- The input
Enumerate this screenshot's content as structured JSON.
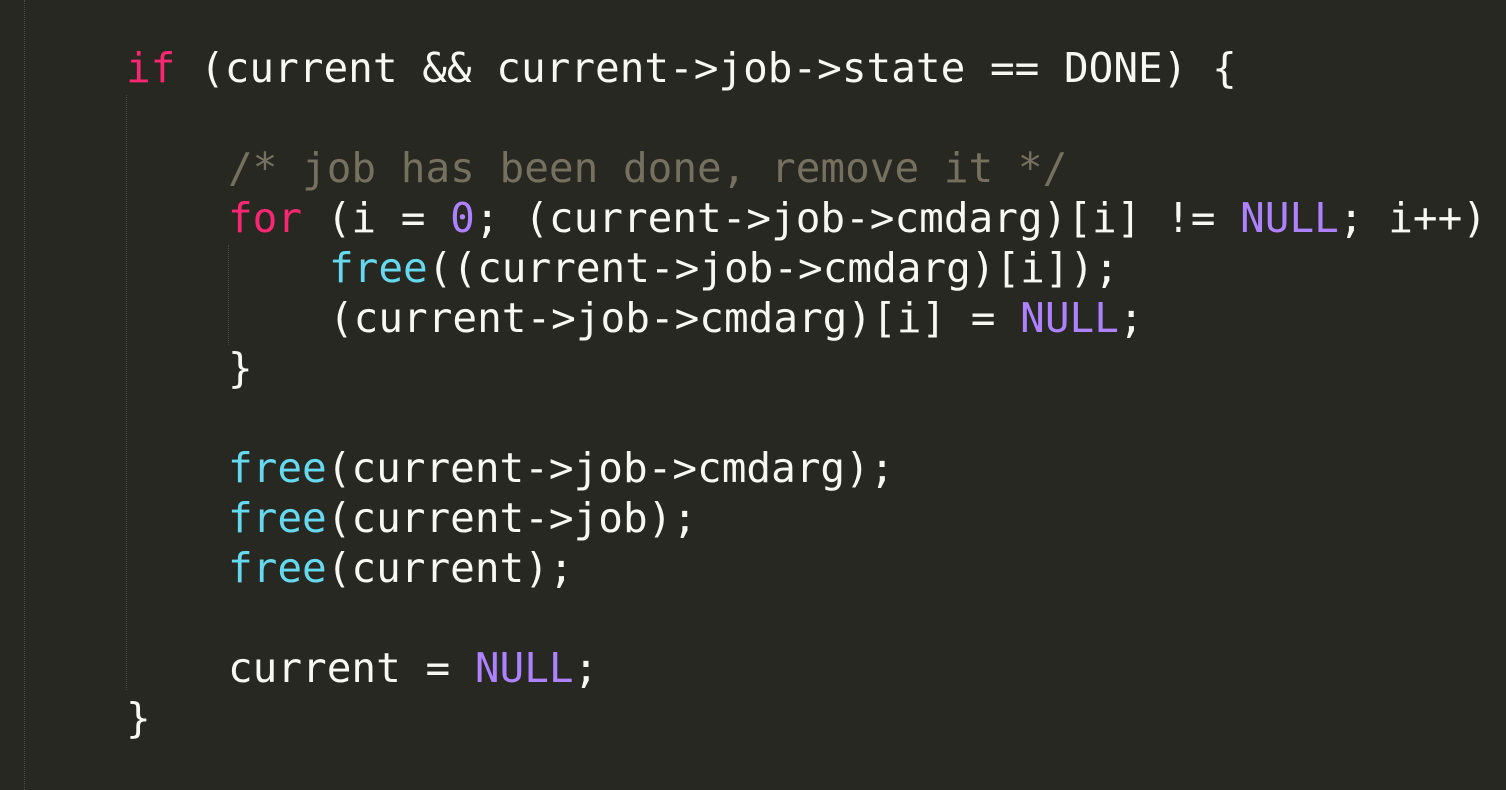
{
  "editor": {
    "theme_colors": {
      "background": "#272822",
      "text": "#f8f8f2",
      "keyword": "#f92672",
      "function": "#66d9ef",
      "constant": "#ae81ff",
      "comment": "#75715e"
    },
    "lines": [
      {
        "tokens": [
          {
            "t": "if",
            "c": "kw"
          },
          {
            "t": " (current && current->job->state == DONE) {",
            "c": ""
          }
        ]
      },
      {
        "tokens": []
      },
      {
        "tokens": [
          {
            "t": "/* job has been done, remove it */",
            "c": "cm"
          }
        ]
      },
      {
        "tokens": [
          {
            "t": "for",
            "c": "kw"
          },
          {
            "t": " (i = ",
            "c": ""
          },
          {
            "t": "0",
            "c": "num"
          },
          {
            "t": "; (current->job->cmdarg)[i] != ",
            "c": ""
          },
          {
            "t": "NULL",
            "c": "const"
          },
          {
            "t": "; i++) {",
            "c": ""
          }
        ]
      },
      {
        "tokens": [
          {
            "t": "free",
            "c": "fn"
          },
          {
            "t": "((current->job->cmdarg)[i]);",
            "c": ""
          }
        ]
      },
      {
        "tokens": [
          {
            "t": "(current->job->cmdarg)[i] = ",
            "c": ""
          },
          {
            "t": "NULL",
            "c": "const"
          },
          {
            "t": ";",
            "c": ""
          }
        ]
      },
      {
        "tokens": [
          {
            "t": "}",
            "c": ""
          }
        ]
      },
      {
        "tokens": []
      },
      {
        "tokens": [
          {
            "t": "free",
            "c": "fn"
          },
          {
            "t": "(current->job->cmdarg);",
            "c": ""
          }
        ]
      },
      {
        "tokens": [
          {
            "t": "free",
            "c": "fn"
          },
          {
            "t": "(current->job);",
            "c": ""
          }
        ]
      },
      {
        "tokens": [
          {
            "t": "free",
            "c": "fn"
          },
          {
            "t": "(current);",
            "c": ""
          }
        ]
      },
      {
        "tokens": []
      },
      {
        "tokens": [
          {
            "t": "current = ",
            "c": ""
          },
          {
            "t": "NULL",
            "c": "const"
          },
          {
            "t": ";",
            "c": ""
          }
        ]
      },
      {
        "tokens": [
          {
            "t": "}",
            "c": ""
          }
        ]
      }
    ]
  }
}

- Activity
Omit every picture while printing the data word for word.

- Reply
Enumerate this screenshot's content as structured JSON.
{
  "editor": {
    "theme_colors": {
      "background": "#272822",
      "text": "#f8f8f2",
      "keyword": "#f92672",
      "function": "#66d9ef",
      "constant": "#ae81ff",
      "comment": "#75715e"
    },
    "lines": [
      {
        "tokens": [
          {
            "t": "if",
            "c": "kw"
          },
          {
            "t": " (current && current->job->state == DONE) {",
            "c": ""
          }
        ]
      },
      {
        "tokens": []
      },
      {
        "tokens": [
          {
            "t": "/* job has been done, remove it */",
            "c": "cm"
          }
        ]
      },
      {
        "tokens": [
          {
            "t": "for",
            "c": "kw"
          },
          {
            "t": " (i = ",
            "c": ""
          },
          {
            "t": "0",
            "c": "num"
          },
          {
            "t": "; (current->job->cmdarg)[i] != ",
            "c": ""
          },
          {
            "t": "NULL",
            "c": "const"
          },
          {
            "t": "; i++) {",
            "c": ""
          }
        ]
      },
      {
        "tokens": [
          {
            "t": "free",
            "c": "fn"
          },
          {
            "t": "((current->job->cmdarg)[i]);",
            "c": ""
          }
        ]
      },
      {
        "tokens": [
          {
            "t": "(current->job->cmdarg)[i] = ",
            "c": ""
          },
          {
            "t": "NULL",
            "c": "const"
          },
          {
            "t": ";",
            "c": ""
          }
        ]
      },
      {
        "tokens": [
          {
            "t": "}",
            "c": ""
          }
        ]
      },
      {
        "tokens": []
      },
      {
        "tokens": [
          {
            "t": "free",
            "c": "fn"
          },
          {
            "t": "(current->job->cmdarg);",
            "c": ""
          }
        ]
      },
      {
        "tokens": [
          {
            "t": "free",
            "c": "fn"
          },
          {
            "t": "(current->job);",
            "c": ""
          }
        ]
      },
      {
        "tokens": [
          {
            "t": "free",
            "c": "fn"
          },
          {
            "t": "(current);",
            "c": ""
          }
        ]
      },
      {
        "tokens": []
      },
      {
        "tokens": [
          {
            "t": "current = ",
            "c": ""
          },
          {
            "t": "NULL",
            "c": "const"
          },
          {
            "t": ";",
            "c": ""
          }
        ]
      },
      {
        "tokens": [
          {
            "t": "}",
            "c": ""
          }
        ]
      }
    ]
  }
}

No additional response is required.